▶ _Stored data entries_:
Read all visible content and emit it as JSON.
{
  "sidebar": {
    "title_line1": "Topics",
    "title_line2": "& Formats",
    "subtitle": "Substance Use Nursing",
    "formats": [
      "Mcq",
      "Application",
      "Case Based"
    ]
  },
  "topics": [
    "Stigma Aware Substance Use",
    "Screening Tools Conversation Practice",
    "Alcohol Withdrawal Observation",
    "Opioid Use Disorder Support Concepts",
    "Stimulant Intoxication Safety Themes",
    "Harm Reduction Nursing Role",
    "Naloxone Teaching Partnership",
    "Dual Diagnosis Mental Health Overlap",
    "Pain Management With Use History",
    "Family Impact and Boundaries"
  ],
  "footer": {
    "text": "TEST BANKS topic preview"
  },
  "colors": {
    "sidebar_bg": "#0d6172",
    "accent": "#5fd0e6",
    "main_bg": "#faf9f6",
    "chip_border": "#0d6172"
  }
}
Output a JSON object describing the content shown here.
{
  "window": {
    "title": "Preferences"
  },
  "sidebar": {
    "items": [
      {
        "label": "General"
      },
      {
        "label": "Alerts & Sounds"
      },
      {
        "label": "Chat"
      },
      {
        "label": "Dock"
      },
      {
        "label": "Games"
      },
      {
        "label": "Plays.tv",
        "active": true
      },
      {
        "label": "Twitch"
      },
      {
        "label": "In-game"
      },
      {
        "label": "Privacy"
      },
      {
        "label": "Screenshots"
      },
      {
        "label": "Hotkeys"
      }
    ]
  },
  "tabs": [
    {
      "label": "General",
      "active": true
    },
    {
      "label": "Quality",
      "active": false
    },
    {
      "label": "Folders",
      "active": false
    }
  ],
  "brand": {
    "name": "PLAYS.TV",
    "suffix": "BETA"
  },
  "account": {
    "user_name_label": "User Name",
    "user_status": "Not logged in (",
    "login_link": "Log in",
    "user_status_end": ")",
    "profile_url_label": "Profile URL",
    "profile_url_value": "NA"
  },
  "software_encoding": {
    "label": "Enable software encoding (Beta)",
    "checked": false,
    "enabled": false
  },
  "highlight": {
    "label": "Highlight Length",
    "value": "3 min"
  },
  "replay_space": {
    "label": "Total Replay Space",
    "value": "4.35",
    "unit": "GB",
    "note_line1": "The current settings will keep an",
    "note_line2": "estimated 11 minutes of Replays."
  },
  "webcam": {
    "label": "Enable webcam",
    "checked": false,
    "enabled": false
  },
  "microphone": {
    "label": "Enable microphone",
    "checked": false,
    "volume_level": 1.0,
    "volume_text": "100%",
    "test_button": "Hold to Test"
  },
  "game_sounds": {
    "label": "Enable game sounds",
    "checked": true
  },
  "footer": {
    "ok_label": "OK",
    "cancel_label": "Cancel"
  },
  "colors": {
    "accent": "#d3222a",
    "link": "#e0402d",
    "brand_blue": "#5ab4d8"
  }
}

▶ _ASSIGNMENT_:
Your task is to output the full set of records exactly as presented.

▶ _FINISHED TASK_:
Read all visible content and emit it as JSON.
{
  "sidebar": {
    "title_line1": "Topics",
    "title_line2": "& Formats",
    "subtitle": "Substance Use Nursing",
    "formats": [
      "Mcq",
      "Application",
      "Case Based"
    ]
  },
  "topics": [
    "Stigma Aware Substance Use",
    "Screening Tools Conversation Practice",
    "Alcohol Withdrawal Observation",
    "Opioid Use Disorder Support Concepts",
    "Stimulant Intoxication Safety Themes",
    "Harm Reduction Nursing Role",
    "Naloxone Teaching Partnership",
    "Dual Diagnosis Mental Health Overlap",
    "Pain Management With Use History",
    "Family Impact and Boundaries"
  ],
  "footer": {
    "text": "TEST BANKS topic preview"
  },
  "colors": {
    "sidebar_bg": "#0d6172",
    "accent": "#5fd0e6",
    "main_bg": "#faf9f6",
    "chip_border": "#0d6172"
  }
}
Output a JSON object describing the content shown here.
{
  "window": {
    "title": "Preferences"
  },
  "sidebar": {
    "items": [
      {
        "label": "General"
      },
      {
        "label": "Alerts & Sounds"
      },
      {
        "label": "Chat"
      },
      {
        "label": "Dock"
      },
      {
        "label": "Games"
      },
      {
        "label": "Plays.tv",
        "active": true
      },
      {
        "label": "Twitch"
      },
      {
        "label": "In-game"
      },
      {
        "label": "Privacy"
      },
      {
        "label": "Screenshots"
      },
      {
        "label": "Hotkeys"
      }
    ]
  },
  "tabs": [
    {
      "label": "General",
      "active": true
    },
    {
      "label": "Quality",
      "active": false
    },
    {
      "label": "Folders",
      "active": false
    }
  ],
  "brand": {
    "name": "PLAYS.TV",
    "suffix": "BETA"
  },
  "account": {
    "user_name_label": "User Name",
    "user_status": "Not logged in (",
    "login_link": "Log in",
    "user_status_end": ")",
    "profile_url_label": "Profile URL",
    "profile_url_value": "NA"
  },
  "software_encoding": {
    "label": "Enable software encoding (Beta)",
    "checked": false,
    "enabled": false
  },
  "highlight": {
    "label": "Highlight Length",
    "value": "3 min"
  },
  "replay_space": {
    "label": "Total Replay Space",
    "value": "4.35",
    "unit": "GB",
    "note_line1": "The current settings will keep an",
    "note_line2": "estimated 11 minutes of Replays."
  },
  "webcam": {
    "label": "Enable webcam",
    "checked": false,
    "enabled": false
  },
  "microphone": {
    "label": "Enable microphone",
    "checked": false,
    "volume_level": 1.0,
    "volume_text": "100%",
    "test_button": "Hold to Test"
  },
  "game_sounds": {
    "label": "Enable game sounds",
    "checked": true
  },
  "footer": {
    "ok_label": "OK",
    "cancel_label": "Cancel"
  },
  "colors": {
    "accent": "#d3222a",
    "link": "#e0402d",
    "brand_blue": "#5ab4d8"
  }
}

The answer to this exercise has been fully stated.